Items listed in a dataset:
▼

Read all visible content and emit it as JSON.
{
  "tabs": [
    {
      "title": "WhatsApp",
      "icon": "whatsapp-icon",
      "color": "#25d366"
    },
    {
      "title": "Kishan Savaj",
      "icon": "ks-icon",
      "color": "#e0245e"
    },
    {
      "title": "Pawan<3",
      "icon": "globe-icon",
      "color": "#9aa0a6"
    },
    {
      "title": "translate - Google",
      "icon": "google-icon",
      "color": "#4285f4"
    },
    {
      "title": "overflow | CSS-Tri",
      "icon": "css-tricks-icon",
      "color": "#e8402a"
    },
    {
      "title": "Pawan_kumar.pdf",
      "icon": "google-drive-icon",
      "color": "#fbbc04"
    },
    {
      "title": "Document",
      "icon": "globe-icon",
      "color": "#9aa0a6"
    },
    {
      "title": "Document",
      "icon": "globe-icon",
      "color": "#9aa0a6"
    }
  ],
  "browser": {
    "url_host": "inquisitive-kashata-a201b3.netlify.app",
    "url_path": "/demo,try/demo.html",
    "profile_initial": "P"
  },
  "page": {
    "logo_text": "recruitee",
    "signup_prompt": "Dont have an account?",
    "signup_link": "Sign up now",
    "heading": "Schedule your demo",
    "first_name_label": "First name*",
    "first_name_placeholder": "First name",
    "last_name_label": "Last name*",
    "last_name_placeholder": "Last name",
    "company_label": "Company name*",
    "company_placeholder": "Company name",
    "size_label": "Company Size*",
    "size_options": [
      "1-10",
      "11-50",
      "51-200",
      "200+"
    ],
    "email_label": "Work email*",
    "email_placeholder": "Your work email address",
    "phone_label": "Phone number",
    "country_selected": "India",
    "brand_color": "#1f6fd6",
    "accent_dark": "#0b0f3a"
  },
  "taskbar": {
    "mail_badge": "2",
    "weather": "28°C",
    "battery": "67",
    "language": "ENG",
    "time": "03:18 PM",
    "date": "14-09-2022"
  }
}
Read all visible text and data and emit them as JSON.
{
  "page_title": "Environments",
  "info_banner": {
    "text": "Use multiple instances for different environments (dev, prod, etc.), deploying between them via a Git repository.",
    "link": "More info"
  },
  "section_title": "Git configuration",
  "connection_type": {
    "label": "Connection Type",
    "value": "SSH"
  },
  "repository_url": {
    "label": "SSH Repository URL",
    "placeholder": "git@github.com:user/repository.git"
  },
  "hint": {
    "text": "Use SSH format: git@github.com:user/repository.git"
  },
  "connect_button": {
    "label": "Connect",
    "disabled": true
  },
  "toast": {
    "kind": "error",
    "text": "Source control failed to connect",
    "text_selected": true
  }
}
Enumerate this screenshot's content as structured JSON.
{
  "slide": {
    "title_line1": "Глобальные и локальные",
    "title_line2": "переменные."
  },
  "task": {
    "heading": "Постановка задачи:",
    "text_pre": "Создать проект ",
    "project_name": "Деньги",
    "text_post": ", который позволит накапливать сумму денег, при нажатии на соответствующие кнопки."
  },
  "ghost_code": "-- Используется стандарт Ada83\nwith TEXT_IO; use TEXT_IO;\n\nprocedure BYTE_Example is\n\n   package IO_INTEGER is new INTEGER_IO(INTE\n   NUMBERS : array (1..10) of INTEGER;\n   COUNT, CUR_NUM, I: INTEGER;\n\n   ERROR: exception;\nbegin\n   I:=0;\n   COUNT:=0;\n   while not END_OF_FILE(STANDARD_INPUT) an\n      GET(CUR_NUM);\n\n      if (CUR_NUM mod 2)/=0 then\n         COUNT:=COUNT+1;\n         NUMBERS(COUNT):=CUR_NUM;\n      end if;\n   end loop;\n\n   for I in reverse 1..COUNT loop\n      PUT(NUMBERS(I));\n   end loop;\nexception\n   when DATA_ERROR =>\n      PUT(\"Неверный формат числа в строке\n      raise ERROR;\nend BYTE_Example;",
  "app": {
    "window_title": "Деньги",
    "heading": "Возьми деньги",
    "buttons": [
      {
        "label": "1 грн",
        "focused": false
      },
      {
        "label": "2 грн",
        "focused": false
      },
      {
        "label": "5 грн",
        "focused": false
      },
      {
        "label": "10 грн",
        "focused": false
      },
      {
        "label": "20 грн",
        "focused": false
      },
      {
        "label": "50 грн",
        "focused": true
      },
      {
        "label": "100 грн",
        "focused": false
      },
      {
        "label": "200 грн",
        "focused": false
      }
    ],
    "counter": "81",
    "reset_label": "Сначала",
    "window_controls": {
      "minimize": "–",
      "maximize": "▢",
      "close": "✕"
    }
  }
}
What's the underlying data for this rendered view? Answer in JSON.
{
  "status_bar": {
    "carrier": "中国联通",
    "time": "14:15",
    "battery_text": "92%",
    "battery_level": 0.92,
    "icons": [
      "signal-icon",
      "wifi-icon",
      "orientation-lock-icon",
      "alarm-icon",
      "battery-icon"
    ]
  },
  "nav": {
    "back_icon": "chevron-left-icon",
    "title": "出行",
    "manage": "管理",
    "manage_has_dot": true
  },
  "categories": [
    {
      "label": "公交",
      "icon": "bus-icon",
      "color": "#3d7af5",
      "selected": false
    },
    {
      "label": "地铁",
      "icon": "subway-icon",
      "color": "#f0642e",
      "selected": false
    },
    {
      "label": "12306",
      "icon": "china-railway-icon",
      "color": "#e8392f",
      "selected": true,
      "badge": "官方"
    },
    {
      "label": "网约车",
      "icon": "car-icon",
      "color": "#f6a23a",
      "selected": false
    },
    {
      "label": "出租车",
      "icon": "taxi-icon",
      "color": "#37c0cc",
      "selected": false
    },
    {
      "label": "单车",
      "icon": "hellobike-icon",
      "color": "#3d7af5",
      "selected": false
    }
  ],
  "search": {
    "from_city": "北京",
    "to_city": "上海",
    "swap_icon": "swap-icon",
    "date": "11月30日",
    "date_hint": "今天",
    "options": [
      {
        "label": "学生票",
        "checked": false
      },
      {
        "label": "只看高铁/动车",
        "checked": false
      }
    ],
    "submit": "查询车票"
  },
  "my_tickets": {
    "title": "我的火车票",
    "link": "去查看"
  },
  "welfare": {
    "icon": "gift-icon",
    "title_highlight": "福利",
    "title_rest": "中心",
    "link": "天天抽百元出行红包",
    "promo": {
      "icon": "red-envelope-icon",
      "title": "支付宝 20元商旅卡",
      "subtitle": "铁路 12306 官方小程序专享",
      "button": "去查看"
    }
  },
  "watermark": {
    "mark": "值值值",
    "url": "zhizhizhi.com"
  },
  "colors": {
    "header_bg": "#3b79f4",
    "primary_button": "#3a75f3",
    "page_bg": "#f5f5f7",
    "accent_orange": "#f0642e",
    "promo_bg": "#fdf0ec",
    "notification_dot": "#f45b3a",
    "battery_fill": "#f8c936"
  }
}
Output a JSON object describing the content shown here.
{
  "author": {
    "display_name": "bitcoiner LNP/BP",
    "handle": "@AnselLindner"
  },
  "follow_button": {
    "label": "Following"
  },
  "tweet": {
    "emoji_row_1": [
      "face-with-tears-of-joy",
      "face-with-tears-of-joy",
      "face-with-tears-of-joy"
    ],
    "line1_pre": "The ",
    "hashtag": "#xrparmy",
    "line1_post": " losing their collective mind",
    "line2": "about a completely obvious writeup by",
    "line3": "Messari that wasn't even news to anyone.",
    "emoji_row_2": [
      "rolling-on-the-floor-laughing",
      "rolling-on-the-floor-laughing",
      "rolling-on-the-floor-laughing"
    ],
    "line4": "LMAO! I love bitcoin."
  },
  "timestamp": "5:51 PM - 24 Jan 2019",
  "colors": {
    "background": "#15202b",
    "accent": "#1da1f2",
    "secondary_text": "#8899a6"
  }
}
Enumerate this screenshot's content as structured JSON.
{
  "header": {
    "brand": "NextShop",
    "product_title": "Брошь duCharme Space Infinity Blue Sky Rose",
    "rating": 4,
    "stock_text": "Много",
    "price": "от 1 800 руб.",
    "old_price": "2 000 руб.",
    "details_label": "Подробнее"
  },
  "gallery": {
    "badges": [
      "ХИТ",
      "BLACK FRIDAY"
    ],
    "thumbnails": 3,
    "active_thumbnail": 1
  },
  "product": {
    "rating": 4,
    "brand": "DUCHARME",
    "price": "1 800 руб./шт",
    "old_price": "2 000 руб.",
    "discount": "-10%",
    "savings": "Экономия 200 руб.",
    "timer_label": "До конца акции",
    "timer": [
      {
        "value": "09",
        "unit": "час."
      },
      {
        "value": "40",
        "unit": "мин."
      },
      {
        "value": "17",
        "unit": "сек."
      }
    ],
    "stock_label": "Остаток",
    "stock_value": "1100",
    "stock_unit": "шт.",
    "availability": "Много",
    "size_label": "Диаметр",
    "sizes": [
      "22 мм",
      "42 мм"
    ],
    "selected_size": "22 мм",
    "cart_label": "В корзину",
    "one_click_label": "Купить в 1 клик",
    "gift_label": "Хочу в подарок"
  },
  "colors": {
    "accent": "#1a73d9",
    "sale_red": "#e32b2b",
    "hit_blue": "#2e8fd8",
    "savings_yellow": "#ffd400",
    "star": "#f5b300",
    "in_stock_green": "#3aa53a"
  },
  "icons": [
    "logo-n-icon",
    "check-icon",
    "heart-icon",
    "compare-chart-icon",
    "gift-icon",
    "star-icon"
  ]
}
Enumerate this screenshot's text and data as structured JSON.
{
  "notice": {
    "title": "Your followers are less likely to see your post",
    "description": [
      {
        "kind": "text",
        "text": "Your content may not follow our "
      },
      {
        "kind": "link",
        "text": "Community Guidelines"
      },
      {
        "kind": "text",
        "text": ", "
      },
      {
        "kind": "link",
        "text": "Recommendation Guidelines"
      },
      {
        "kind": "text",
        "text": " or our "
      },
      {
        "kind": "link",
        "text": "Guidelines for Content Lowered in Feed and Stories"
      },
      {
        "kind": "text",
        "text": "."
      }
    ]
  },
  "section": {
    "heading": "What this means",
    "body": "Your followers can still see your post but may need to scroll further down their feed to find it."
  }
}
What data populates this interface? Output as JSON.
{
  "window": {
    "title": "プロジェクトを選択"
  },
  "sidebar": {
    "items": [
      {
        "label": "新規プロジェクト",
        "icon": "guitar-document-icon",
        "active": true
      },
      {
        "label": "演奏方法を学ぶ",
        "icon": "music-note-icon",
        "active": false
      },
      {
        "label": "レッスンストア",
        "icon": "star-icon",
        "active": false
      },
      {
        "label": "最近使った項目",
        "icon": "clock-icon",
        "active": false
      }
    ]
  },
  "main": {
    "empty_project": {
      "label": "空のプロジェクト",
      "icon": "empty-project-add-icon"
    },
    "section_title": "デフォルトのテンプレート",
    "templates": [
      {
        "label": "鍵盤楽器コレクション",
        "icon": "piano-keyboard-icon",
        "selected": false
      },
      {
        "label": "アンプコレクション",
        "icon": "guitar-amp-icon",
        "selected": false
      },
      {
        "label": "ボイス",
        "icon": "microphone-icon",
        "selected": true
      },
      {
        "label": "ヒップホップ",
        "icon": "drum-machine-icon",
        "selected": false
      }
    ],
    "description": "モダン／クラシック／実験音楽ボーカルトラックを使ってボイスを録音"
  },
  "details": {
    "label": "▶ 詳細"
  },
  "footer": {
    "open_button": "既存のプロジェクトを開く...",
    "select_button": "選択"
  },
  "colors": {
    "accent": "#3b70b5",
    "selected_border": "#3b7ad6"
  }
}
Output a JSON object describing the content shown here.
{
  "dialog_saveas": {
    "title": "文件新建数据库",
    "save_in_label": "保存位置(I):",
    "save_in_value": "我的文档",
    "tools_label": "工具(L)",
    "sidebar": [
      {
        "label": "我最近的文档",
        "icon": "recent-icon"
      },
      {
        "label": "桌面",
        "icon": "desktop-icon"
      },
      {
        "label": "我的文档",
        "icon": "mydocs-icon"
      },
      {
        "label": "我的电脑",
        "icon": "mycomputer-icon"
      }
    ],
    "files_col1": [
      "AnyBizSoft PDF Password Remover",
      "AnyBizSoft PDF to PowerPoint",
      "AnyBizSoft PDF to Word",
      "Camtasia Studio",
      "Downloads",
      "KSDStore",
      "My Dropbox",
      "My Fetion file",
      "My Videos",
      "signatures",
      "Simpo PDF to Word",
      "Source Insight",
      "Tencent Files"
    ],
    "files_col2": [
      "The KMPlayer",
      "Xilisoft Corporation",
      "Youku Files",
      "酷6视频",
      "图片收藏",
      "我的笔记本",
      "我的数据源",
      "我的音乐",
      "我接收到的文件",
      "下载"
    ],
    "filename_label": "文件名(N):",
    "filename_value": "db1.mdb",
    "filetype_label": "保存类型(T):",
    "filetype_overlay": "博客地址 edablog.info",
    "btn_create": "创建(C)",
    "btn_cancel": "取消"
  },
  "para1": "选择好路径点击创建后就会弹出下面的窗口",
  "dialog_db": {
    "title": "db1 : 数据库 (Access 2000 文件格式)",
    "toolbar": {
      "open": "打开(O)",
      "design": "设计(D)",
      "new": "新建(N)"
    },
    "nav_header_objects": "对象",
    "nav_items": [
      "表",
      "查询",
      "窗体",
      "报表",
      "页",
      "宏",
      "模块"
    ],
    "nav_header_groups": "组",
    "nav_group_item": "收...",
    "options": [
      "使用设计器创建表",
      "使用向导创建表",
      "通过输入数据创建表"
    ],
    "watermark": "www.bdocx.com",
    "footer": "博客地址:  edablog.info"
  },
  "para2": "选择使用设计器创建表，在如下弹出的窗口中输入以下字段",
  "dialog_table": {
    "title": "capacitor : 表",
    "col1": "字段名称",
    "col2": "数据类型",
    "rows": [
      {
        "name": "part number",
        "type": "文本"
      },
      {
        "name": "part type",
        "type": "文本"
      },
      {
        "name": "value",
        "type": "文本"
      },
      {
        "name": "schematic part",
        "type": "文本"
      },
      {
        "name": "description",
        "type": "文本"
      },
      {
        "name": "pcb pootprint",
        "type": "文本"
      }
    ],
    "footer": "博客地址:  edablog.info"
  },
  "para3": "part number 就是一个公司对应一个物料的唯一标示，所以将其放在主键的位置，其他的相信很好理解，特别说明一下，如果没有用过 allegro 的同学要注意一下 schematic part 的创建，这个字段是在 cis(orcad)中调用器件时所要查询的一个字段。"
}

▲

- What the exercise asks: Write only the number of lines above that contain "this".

- Task result: 6